UTEP student Max Stewart shared their thoughts on the ghost stories at UTEP, and the creepy feeling they get when entering the Psychology building.  

“I don’t doubt that because of how old UTEP is that there are plenty of ghost stories, and wouldn’t doubt that the majority are true,” Stewart said. “I’ve definitely gotten an eerie (feeling) in the Psychology building just because of how old it looks. The stairs give you a very antique, ghost kind of look.” 

The oldest building on campus built in 1917, Old Main, also hosts strange activity captured by five reporters from The Prospector in 2002 who stayed overnight in the building. According to the reports, footsteps and voices were heard from the staircase and upstairs floors. Reports also include lights turning off and on and doors opening and closing by themselves. The reporters even said that they heard a lecture going on in an empty classroom, and the main entrance door shook as if someone was trying to get in.  

Seamon Hall, now known as the Rubin Center, is another building with an eerie history and According to the UTEP Student Alumni Association shares the building’s story, as it was once a Geology building, a student was conducting an experiment when he mixed two chemicals wrong causing an explosion, which injured him and produced poisonous gas preventing him to get help. Once help arrived it was too late as he was found dead, and it is now said that his spirit roams the halls or looks out a window at students as they pass the building.  

According to the El Paso Times and the SAA, In the 1930s a dean used to host tea parties for his favorite students to attend. A romance began between two of the students, and rumors began to circulate that the girl was pregnant. Soon after the rumors began, she was found murdered, it was thought her boyfriend was the one that killed her. Because of this, at around three or four in the morning, it is reported that a 1930’s car pulls up to the Rubin Center and the spirit of the young girl gets out and heads into the building and roams the halls.  

Students also shared what they thought were some of the buildings that left them with a bad feeling.  

“The one building that gives me the creeps is the Classroom building especially at night.,” said UTEP student Antonio Cortez. “It’s dark and super quiet and it just feels like someone is watching you.” 

UTEP student Isaac Hernandez, says even though he is a skeptic in the supernatural, he does believe there is one building with a scary feel. 

“I don’t really believe in ghosts necessarily but if there is a place I get creeped out by it’s the Geo-Sciences building only because it is very empty and something about the lights give it a creepy vibe overall,” Hernandez said. 

While it may never be confirmed whether these UTEP ghost stories are true or not, it is safe to say that the UTEP campus offers a rich history and a chance of adventure.
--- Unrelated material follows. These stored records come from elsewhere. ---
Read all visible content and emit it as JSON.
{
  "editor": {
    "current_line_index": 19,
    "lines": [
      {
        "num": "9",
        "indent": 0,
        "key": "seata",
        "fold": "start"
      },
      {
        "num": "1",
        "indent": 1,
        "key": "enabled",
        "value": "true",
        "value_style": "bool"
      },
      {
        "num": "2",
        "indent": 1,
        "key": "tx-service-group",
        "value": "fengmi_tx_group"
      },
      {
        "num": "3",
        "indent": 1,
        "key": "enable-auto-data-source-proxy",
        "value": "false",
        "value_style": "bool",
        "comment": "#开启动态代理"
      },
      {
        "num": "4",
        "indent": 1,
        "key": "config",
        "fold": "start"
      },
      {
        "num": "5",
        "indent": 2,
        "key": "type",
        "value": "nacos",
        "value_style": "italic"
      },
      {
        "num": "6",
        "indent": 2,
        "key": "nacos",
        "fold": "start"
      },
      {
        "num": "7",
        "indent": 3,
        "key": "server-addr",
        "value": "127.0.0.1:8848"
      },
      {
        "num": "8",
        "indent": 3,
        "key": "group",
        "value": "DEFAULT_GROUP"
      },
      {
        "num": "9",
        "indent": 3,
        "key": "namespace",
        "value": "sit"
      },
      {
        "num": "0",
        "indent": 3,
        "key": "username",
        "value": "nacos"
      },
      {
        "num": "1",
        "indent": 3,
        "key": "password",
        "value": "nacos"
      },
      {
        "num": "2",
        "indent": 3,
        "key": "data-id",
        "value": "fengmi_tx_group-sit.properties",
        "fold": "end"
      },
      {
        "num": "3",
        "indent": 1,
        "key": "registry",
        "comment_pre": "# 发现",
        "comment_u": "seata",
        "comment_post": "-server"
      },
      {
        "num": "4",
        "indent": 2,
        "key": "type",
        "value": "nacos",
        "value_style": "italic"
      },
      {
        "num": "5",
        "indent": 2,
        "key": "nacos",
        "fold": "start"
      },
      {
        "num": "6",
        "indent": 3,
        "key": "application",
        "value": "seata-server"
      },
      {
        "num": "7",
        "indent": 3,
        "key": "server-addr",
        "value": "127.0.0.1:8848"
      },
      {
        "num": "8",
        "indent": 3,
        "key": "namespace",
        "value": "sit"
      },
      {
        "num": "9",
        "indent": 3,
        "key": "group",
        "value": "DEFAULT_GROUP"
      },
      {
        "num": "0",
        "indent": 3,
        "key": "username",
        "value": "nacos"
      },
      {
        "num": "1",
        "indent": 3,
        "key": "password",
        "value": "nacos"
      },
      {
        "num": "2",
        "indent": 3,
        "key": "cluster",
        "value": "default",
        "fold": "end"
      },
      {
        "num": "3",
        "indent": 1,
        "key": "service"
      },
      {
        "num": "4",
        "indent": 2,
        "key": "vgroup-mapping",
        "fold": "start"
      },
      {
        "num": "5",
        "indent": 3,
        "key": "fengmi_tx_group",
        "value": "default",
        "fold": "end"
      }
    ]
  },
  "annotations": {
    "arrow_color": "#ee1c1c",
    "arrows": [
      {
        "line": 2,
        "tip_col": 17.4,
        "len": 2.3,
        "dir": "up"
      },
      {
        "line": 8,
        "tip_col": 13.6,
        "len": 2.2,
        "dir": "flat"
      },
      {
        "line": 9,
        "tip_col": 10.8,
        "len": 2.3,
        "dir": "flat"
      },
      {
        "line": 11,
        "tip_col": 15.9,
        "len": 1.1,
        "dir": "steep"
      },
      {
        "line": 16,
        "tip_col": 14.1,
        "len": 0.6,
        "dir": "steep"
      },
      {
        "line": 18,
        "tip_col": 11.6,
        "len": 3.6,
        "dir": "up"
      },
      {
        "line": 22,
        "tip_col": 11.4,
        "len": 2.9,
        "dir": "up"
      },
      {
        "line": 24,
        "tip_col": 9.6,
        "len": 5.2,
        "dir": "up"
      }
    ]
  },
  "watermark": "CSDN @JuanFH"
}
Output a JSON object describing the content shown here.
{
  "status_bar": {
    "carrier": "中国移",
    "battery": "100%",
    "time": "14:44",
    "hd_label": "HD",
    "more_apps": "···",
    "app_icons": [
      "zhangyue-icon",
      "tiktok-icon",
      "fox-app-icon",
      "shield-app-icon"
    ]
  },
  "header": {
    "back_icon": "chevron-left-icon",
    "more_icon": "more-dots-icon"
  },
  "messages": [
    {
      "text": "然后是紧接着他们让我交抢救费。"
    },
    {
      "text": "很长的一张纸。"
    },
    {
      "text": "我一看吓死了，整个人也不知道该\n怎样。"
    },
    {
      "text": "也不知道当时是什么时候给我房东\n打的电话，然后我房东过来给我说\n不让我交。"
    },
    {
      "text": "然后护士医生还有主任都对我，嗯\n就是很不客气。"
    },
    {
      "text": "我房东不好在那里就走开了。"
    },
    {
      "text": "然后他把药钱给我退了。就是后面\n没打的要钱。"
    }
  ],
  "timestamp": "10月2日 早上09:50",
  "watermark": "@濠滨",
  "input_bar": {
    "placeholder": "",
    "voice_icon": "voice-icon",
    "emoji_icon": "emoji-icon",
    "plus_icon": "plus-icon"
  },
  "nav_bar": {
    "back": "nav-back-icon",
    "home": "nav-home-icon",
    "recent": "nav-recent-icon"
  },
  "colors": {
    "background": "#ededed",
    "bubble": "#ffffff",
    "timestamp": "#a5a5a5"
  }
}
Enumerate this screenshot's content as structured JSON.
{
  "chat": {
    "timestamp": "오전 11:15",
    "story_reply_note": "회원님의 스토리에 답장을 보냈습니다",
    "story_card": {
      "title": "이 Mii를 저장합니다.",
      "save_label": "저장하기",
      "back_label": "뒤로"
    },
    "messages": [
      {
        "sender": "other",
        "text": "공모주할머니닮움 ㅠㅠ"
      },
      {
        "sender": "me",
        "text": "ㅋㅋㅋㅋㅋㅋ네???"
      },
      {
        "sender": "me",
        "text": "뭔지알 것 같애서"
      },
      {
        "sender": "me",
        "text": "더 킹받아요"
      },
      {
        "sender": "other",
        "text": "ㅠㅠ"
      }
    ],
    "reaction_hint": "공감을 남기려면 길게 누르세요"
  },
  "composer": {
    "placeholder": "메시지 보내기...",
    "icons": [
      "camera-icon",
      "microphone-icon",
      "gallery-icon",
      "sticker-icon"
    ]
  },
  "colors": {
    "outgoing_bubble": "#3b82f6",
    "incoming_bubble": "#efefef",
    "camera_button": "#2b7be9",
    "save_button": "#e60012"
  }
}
An adventure that may lead down a dark and eerie path to one of these haunted buildings, leaving students wondering who or what may be sharing the space.  

Ximena Cordero is a staff reporter and may be reached at [email protected] 

Leave a Comment
About the Contributors
Ximena Cordero
Ximena Cordero, Staff Reporter
Ximena Cordero is a freshman at The University of Texas at El Paso. She is a staff reporter at The Prospector. She is majoring in communications and deciding between a minor in creative writing or English literature. After graduating, she would like to pursue a master's degree, work as a journalist or communication specialist, and maybe even write her own books. She wants a career that will allow her to explore the world and see new perspectives and cultures.
Iziah Moreno
Iziah Moreno, Photo Editor
Iziah Moreno is the photo editor for The Prospector. He is a freshman majoring in multimedia journalism with a minor in marketing. After graduation, he hopes to work in the world of photojournalism and media.
More to Discover

Comments (0)

All The Prospector Picks Reader Picks Sort: Newest

Your email address will not be published. Required fields are marked *